▶ Assigned task
Write the records out again, exactly as they stand below.
Extracted material START
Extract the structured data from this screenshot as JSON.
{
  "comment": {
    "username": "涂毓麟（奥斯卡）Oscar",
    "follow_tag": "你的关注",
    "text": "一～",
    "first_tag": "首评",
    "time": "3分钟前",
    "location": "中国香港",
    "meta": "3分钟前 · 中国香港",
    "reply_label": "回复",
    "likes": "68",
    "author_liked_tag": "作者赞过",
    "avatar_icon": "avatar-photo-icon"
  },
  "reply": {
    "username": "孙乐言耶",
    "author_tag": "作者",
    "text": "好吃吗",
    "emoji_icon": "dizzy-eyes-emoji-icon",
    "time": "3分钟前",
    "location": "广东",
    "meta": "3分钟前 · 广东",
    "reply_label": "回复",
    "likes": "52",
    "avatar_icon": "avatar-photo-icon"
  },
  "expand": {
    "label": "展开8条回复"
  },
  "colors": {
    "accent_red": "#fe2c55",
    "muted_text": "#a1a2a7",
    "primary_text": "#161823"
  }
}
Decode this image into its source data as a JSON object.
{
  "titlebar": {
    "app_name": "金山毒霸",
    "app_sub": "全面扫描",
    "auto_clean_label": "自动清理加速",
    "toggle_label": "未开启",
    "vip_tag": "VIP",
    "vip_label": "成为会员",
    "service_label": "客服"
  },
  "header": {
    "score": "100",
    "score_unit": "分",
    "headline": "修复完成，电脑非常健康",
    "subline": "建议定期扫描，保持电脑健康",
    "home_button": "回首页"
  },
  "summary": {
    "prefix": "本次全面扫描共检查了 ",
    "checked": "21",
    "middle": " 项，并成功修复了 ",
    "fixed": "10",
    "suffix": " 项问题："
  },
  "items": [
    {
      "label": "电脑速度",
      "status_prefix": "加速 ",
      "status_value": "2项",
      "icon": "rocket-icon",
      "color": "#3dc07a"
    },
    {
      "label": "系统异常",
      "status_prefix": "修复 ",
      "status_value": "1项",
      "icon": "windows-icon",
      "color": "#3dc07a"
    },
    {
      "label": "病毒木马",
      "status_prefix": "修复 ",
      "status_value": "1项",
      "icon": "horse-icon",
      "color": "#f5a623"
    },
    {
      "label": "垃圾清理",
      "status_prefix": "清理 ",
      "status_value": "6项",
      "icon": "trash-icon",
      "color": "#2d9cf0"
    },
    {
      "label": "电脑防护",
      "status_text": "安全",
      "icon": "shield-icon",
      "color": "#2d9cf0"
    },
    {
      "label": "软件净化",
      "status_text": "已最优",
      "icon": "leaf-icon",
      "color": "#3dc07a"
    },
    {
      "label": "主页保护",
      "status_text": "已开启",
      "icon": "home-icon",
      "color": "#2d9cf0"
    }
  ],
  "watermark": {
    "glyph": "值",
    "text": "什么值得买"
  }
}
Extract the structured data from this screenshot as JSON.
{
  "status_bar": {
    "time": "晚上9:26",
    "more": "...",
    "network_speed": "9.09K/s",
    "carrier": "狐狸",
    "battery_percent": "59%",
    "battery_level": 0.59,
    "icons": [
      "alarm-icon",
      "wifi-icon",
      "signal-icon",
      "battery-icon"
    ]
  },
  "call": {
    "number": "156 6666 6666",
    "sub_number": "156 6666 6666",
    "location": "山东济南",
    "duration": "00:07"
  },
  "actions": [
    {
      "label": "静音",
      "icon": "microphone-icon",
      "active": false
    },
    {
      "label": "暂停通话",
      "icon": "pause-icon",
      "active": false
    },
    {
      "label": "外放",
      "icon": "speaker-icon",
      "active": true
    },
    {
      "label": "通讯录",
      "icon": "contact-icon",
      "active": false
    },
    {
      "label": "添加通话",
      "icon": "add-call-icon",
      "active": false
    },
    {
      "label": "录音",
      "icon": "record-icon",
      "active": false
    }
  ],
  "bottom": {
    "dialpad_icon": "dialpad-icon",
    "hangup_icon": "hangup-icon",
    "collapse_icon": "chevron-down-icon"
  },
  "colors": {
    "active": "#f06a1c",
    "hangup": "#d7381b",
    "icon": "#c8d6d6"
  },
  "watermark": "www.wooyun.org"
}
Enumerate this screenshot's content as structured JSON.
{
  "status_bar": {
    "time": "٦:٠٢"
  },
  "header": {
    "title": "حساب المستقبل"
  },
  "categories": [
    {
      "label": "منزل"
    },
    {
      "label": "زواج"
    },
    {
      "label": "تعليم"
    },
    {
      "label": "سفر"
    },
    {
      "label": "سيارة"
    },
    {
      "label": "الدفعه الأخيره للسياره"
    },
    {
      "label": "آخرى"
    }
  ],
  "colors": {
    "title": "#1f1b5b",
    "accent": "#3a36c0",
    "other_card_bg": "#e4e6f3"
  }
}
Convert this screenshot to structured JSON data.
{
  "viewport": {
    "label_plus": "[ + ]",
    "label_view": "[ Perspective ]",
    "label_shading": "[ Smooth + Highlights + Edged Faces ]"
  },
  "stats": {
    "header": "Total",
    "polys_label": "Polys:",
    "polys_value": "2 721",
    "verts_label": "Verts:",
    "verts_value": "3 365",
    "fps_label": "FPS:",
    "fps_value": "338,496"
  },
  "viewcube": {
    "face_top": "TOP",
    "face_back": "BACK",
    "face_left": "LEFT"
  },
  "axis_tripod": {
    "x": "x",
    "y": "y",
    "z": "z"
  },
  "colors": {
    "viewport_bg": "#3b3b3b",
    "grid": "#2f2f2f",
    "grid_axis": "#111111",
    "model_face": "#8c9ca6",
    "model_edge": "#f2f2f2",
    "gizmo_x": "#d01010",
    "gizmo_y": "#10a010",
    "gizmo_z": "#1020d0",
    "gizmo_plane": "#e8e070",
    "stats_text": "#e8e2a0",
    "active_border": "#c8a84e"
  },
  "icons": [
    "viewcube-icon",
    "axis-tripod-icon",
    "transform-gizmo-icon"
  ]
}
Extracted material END
▶ Task solution
Extract the structured data from this screenshot as JSON.
{
  "comment": {
    "username": "涂毓麟（奥斯卡）Oscar",
    "follow_tag": "你的关注",
    "text": "一～",
    "first_tag": "首评",
    "time": "3分钟前",
    "location": "中国香港",
    "meta": "3分钟前 · 中国香港",
    "reply_label": "回复",
    "likes": "68",
    "author_liked_tag": "作者赞过",
    "avatar_icon": "avatar-photo-icon"
  },
  "reply": {
    "username": "孙乐言耶",
    "author_tag": "作者",
    "text": "好吃吗",
    "emoji_icon": "dizzy-eyes-emoji-icon",
    "time": "3分钟前",
    "location": "广东",
    "meta": "3分钟前 · 广东",
    "reply_label": "回复",
    "likes": "52",
    "avatar_icon": "avatar-photo-icon"
  },
  "expand": {
    "label": "展开8条回复"
  },
  "colors": {
    "accent_red": "#fe2c55",
    "muted_text": "#a1a2a7",
    "primary_text": "#161823"
  }
}
Decode this image into its source data as a JSON object.
{
  "titlebar": {
    "app_name": "金山毒霸",
    "app_sub": "全面扫描",
    "auto_clean_label": "自动清理加速",
    "toggle_label": "未开启",
    "vip_tag": "VIP",
    "vip_label": "成为会员",
    "service_label": "客服"
  },
  "header": {
    "score": "100",
    "score_unit": "分",
    "headline": "修复完成，电脑非常健康",
    "subline": "建议定期扫描，保持电脑健康",
    "home_button": "回首页"
  },
  "summary": {
    "prefix": "本次全面扫描共检查了 ",
    "checked": "21",
    "middle": " 项，并成功修复了 ",
    "fixed": "10",
    "suffix": " 项问题："
  },
  "items": [
    {
      "label": "电脑速度",
      "status_prefix": "加速 ",
      "status_value": "2项",
      "icon": "rocket-icon",
      "color": "#3dc07a"
    },
    {
      "label": "系统异常",
      "status_prefix": "修复 ",
      "status_value": "1项",
      "icon": "windows-icon",
      "color": "#3dc07a"
    },
    {
      "label": "病毒木马",
      "status_prefix": "修复 ",
      "status_value": "1项",
      "icon": "horse-icon",
      "color": "#f5a623"
    },
    {
      "label": "垃圾清理",
      "status_prefix": "清理 ",
      "status_value": "6项",
      "icon": "trash-icon",
      "color": "#2d9cf0"
    },
    {
      "label": "电脑防护",
      "status_text": "安全",
      "icon": "shield-icon",
      "color": "#2d9cf0"
    },
    {
      "label": "软件净化",
      "status_text": "已最优",
      "icon": "leaf-icon",
      "color": "#3dc07a"
    },
    {
      "label": "主页保护",
      "status_text": "已开启",
      "icon": "home-icon",
      "color": "#2d9cf0"
    }
  ],
  "watermark": {
    "glyph": "值",
    "text": "什么值得买"
  }
}
Extract the structured data from this screenshot as JSON.
{
  "status_bar": {
    "time": "晚上9:26",
    "more": "...",
    "network_speed": "9.09K/s",
    "carrier": "狐狸",
    "battery_percent": "59%",
    "battery_level": 0.59,
    "icons": [
      "alarm-icon",
      "wifi-icon",
      "signal-icon",
      "battery-icon"
    ]
  },
  "call": {
    "number": "156 6666 6666",
    "sub_number": "156 6666 6666",
    "location": "山东济南",
    "duration": "00:07"
  },
  "actions": [
    {
      "label": "静音",
      "icon": "microphone-icon",
      "active": false
    },
    {
      "label": "暂停通话",
      "icon": "pause-icon",
      "active": false
    },
    {
      "label": "外放",
      "icon": "speaker-icon",
      "active": true
    },
    {
      "label": "通讯录",
      "icon": "contact-icon",
      "active": false
    },
    {
      "label": "添加通话",
      "icon": "add-call-icon",
      "active": false
    },
    {
      "label": "录音",
      "icon": "record-icon",
      "active": false
    }
  ],
  "bottom": {
    "dialpad_icon": "dialpad-icon",
    "hangup_icon": "hangup-icon",
    "collapse_icon": "chevron-down-icon"
  },
  "colors": {
    "active": "#f06a1c",
    "hangup": "#d7381b",
    "icon": "#c8d6d6"
  },
  "watermark": "www.wooyun.org"
}
Enumerate this screenshot's content as structured JSON.
{
  "status_bar": {
    "time": "٦:٠٢"
  },
  "header": {
    "title": "حساب المستقبل"
  },
  "categories": [
    {
      "label": "منزل"
    },
    {
      "label": "زواج"
    },
    {
      "label": "تعليم"
    },
    {
      "label": "سفر"
    },
    {
      "label": "سيارة"
    },
    {
      "label": "الدفعه الأخيره للسياره"
    },
    {
      "label": "آخرى"
    }
  ],
  "colors": {
    "title": "#1f1b5b",
    "accent": "#3a36c0",
    "other_card_bg": "#e4e6f3"
  }
}
Convert this screenshot to structured JSON data.
{
  "viewport": {
    "label_plus": "[ + ]",
    "label_view": "[ Perspective ]",
    "label_shading": "[ Smooth + Highlights + Edged Faces ]"
  },
  "stats": {
    "header": "Total",
    "polys_label": "Polys:",
    "polys_value": "2 721",
    "verts_label": "Verts:",
    "verts_value": "3 365",
    "fps_label": "FPS:",
    "fps_value": "338,496"
  },
  "viewcube": {
    "face_top": "TOP",
    "face_back": "BACK",
    "face_left": "LEFT"
  },
  "axis_tripod": {
    "x": "x",
    "y": "y",
    "z": "z"
  },
  "colors": {
    "viewport_bg": "#3b3b3b",
    "grid": "#2f2f2f",
    "grid_axis": "#111111",
    "model_face": "#8c9ca6",
    "model_edge": "#f2f2f2",
    "gizmo_x": "#d01010",
    "gizmo_y": "#10a010",
    "gizmo_z": "#1020d0",
    "gizmo_plane": "#e8e070",
    "stats_text": "#e8e2a0",
    "active_border": "#c8a84e"
  },
  "icons": [
    "viewcube-icon",
    "axis-tripod-icon",
    "transform-gizmo-icon"
  ]
}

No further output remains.